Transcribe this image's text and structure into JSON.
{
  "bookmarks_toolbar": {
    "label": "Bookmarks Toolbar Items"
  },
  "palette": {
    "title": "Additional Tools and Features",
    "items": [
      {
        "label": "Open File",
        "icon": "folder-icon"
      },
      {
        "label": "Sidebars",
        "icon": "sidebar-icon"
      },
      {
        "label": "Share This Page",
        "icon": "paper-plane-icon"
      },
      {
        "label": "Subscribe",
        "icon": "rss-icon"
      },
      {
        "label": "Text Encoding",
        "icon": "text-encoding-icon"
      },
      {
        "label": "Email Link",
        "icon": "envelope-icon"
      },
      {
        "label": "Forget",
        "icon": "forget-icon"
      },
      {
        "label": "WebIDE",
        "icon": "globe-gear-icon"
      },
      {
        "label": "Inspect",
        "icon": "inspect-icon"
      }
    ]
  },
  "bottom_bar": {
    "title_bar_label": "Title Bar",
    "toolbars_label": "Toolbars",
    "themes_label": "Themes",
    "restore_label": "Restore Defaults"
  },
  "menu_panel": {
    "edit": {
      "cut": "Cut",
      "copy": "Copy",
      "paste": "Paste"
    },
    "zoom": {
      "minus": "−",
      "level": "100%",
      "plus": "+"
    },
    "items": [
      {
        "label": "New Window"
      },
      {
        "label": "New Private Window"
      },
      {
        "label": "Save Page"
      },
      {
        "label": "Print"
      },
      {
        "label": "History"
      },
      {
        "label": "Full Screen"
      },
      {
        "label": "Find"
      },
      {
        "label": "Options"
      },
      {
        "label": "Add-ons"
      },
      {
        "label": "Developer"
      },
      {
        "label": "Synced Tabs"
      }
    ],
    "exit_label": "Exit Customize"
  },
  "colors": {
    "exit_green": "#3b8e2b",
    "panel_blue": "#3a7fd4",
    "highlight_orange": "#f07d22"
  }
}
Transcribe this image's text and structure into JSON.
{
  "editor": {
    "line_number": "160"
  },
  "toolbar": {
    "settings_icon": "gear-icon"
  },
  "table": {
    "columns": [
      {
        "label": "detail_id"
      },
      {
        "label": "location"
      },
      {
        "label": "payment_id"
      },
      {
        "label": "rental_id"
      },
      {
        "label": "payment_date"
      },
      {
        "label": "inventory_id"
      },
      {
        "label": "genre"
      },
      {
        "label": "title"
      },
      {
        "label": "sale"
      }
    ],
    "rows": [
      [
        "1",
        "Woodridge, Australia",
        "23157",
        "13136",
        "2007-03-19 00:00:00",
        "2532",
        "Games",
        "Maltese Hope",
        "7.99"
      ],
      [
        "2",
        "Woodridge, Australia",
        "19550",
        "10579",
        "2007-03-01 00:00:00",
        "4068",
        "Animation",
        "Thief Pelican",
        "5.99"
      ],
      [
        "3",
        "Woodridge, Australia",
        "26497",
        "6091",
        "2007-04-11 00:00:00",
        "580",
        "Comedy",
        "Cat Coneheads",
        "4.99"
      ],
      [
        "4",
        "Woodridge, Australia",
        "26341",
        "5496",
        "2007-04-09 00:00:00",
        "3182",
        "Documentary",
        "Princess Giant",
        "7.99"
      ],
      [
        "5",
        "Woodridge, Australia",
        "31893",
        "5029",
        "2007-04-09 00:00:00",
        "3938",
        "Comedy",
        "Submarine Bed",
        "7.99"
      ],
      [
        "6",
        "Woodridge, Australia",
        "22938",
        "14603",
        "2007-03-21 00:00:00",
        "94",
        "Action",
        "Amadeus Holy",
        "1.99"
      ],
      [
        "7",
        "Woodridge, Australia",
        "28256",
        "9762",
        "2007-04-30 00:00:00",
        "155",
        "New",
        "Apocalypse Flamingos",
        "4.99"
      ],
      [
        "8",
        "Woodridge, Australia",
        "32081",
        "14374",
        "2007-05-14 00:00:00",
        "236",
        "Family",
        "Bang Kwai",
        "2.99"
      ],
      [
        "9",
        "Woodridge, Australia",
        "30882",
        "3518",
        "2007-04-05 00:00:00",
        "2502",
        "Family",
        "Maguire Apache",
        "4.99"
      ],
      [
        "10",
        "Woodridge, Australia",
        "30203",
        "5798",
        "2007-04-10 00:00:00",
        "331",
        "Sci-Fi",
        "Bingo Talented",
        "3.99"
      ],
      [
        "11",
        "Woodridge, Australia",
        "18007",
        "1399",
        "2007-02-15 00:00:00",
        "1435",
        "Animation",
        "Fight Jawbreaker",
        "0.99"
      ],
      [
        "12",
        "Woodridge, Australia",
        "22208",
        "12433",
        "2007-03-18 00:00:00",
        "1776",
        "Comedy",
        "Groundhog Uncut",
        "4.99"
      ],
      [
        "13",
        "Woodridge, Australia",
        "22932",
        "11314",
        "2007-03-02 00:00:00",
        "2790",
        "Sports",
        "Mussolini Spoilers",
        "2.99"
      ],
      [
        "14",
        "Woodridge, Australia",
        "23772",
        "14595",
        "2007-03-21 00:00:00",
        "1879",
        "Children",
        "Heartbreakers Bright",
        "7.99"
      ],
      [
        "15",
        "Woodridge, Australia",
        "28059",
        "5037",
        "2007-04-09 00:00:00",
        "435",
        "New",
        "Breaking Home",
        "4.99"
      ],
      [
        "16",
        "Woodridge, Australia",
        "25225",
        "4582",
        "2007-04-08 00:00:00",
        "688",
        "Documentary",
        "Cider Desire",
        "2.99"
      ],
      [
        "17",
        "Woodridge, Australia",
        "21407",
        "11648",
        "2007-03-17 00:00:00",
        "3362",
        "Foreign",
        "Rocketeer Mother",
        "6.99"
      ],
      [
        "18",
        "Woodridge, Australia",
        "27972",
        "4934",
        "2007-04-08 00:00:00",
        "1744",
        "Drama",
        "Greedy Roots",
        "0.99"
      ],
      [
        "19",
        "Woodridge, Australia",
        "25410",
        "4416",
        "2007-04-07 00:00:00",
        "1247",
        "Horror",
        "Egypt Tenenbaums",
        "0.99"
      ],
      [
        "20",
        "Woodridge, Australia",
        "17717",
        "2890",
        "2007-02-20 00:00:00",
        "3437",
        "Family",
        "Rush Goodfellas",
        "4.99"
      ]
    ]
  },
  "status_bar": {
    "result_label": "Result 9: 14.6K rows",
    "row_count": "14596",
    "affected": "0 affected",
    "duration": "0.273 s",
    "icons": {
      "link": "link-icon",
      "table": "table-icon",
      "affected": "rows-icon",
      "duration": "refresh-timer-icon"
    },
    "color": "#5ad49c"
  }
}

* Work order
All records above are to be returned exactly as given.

* Response box
Transcribe this image's text and structure into JSON.
{
  "bookmarks_toolbar": {
    "label": "Bookmarks Toolbar Items"
  },
  "palette": {
    "title": "Additional Tools and Features",
    "items": [
      {
        "label": "Open File",
        "icon": "folder-icon"
      },
      {
        "label": "Sidebars",
        "icon": "sidebar-icon"
      },
      {
        "label": "Share This Page",
        "icon": "paper-plane-icon"
      },
      {
        "label": "Subscribe",
        "icon": "rss-icon"
      },
      {
        "label": "Text Encoding",
        "icon": "text-encoding-icon"
      },
      {
        "label": "Email Link",
        "icon": "envelope-icon"
      },
      {
        "label": "Forget",
        "icon": "forget-icon"
      },
      {
        "label": "WebIDE",
        "icon": "globe-gear-icon"
      },
      {
        "label": "Inspect",
        "icon": "inspect-icon"
      }
    ]
  },
  "bottom_bar": {
    "title_bar_label": "Title Bar",
    "toolbars_label": "Toolbars",
    "themes_label": "Themes",
    "restore_label": "Restore Defaults"
  },
  "menu_panel": {
    "edit": {
      "cut": "Cut",
      "copy": "Copy",
      "paste": "Paste"
    },
    "zoom": {
      "minus": "−",
      "level": "100%",
      "plus": "+"
    },
    "items": [
      {
        "label": "New Window"
      },
      {
        "label": "New Private Window"
      },
      {
        "label": "Save Page"
      },
      {
        "label": "Print"
      },
      {
        "label": "History"
      },
      {
        "label": "Full Screen"
      },
      {
        "label": "Find"
      },
      {
        "label": "Options"
      },
      {
        "label": "Add-ons"
      },
      {
        "label": "Developer"
      },
      {
        "label": "Synced Tabs"
      }
    ],
    "exit_label": "Exit Customize"
  },
  "colors": {
    "exit_green": "#3b8e2b",
    "panel_blue": "#3a7fd4",
    "highlight_orange": "#f07d22"
  }
}
Transcribe this image's text and structure into JSON.
{
  "editor": {
    "line_number": "160"
  },
  "toolbar": {
    "settings_icon": "gear-icon"
  },
  "table": {
    "columns": [
      {
        "label": "detail_id"
      },
      {
        "label": "location"
      },
      {
        "label": "payment_id"
      },
      {
        "label": "rental_id"
      },
      {
        "label": "payment_date"
      },
      {
        "label": "inventory_id"
      },
      {
        "label": "genre"
      },
      {
        "label": "title"
      },
      {
        "label": "sale"
      }
    ],
    "rows": [
      [
        "1",
        "Woodridge, Australia",
        "23157",
        "13136",
        "2007-03-19 00:00:00",
        "2532",
        "Games",
        "Maltese Hope",
        "7.99"
      ],
      [
        "2",
        "Woodridge, Australia",
        "19550",
        "10579",
        "2007-03-01 00:00:00",
        "4068",
        "Animation",
        "Thief Pelican",
        "5.99"
      ],
      [
        "3",
        "Woodridge, Australia",
        "26497",
        "6091",
        "2007-04-11 00:00:00",
        "580",
        "Comedy",
        "Cat Coneheads",
        "4.99"
      ],
      [
        "4",
        "Woodridge, Australia",
        "26341",
        "5496",
        "2007-04-09 00:00:00",
        "3182",
        "Documentary",
        "Princess Giant",
        "7.99"
      ],
      [
        "5",
        "Woodridge, Australia",
        "31893",
        "5029",
        "2007-04-09 00:00:00",
        "3938",
        "Comedy",
        "Submarine Bed",
        "7.99"
      ],
      [
        "6",
        "Woodridge, Australia",
        "22938",
        "14603",
        "2007-03-21 00:00:00",
        "94",
        "Action",
        "Amadeus Holy",
        "1.99"
      ],
      [
        "7",
        "Woodridge, Australia",
        "28256",
        "9762",
        "2007-04-30 00:00:00",
        "155",
        "New",
        "Apocalypse Flamingos",
        "4.99"
      ],
      [
        "8",
        "Woodridge, Australia",
        "32081",
        "14374",
        "2007-05-14 00:00:00",
        "236",
        "Family",
        "Bang Kwai",
        "2.99"
      ],
      [
        "9",
        "Woodridge, Australia",
        "30882",
        "3518",
        "2007-04-05 00:00:00",
        "2502",
        "Family",
        "Maguire Apache",
        "4.99"
      ],
      [
        "10",
        "Woodridge, Australia",
        "30203",
        "5798",
        "2007-04-10 00:00:00",
        "331",
        "Sci-Fi",
        "Bingo Talented",
        "3.99"
      ],
      [
        "11",
        "Woodridge, Australia",
        "18007",
        "1399",
        "2007-02-15 00:00:00",
        "1435",
        "Animation",
        "Fight Jawbreaker",
        "0.99"
      ],
      [
        "12",
        "Woodridge, Australia",
        "22208",
        "12433",
        "2007-03-18 00:00:00",
        "1776",
        "Comedy",
        "Groundhog Uncut",
        "4.99"
      ],
      [
        "13",
        "Woodridge, Australia",
        "22932",
        "11314",
        "2007-03-02 00:00:00",
        "2790",
        "Sports",
        "Mussolini Spoilers",
        "2.99"
      ],
      [
        "14",
        "Woodridge, Australia",
        "23772",
        "14595",
        "2007-03-21 00:00:00",
        "1879",
        "Children",
        "Heartbreakers Bright",
        "7.99"
      ],
      [
        "15",
        "Woodridge, Australia",
        "28059",
        "5037",
        "2007-04-09 00:00:00",
        "435",
        "New",
        "Breaking Home",
        "4.99"
      ],
      [
        "16",
        "Woodridge, Australia",
        "25225",
        "4582",
        "2007-04-08 00:00:00",
        "688",
        "Documentary",
        "Cider Desire",
        "2.99"
      ],
      [
        "17",
        "Woodridge, Australia",
        "21407",
        "11648",
        "2007-03-17 00:00:00",
        "3362",
        "Foreign",
        "Rocketeer Mother",
        "6.99"
      ],
      [
        "18",
        "Woodridge, Australia",
        "27972",
        "4934",
        "2007-04-08 00:00:00",
        "1744",
        "Drama",
        "Greedy Roots",
        "0.99"
      ],
      [
        "19",
        "Woodridge, Australia",
        "25410",
        "4416",
        "2007-04-07 00:00:00",
        "1247",
        "Horror",
        "Egypt Tenenbaums",
        "0.99"
      ],
      [
        "20",
        "Woodridge, Australia",
        "17717",
        "2890",
        "2007-02-20 00:00:00",
        "3437",
        "Family",
        "Rush Goodfellas",
        "4.99"
      ]
    ]
  },
  "status_bar": {
    "result_label": "Result 9: 14.6K rows",
    "row_count": "14596",
    "affected": "0 affected",
    "duration": "0.273 s",
    "icons": {
      "link": "link-icon",
      "table": "table-icon",
      "affected": "rows-icon",
      "duration": "refresh-timer-icon"
    },
    "color": "#5ad49c"
  }
}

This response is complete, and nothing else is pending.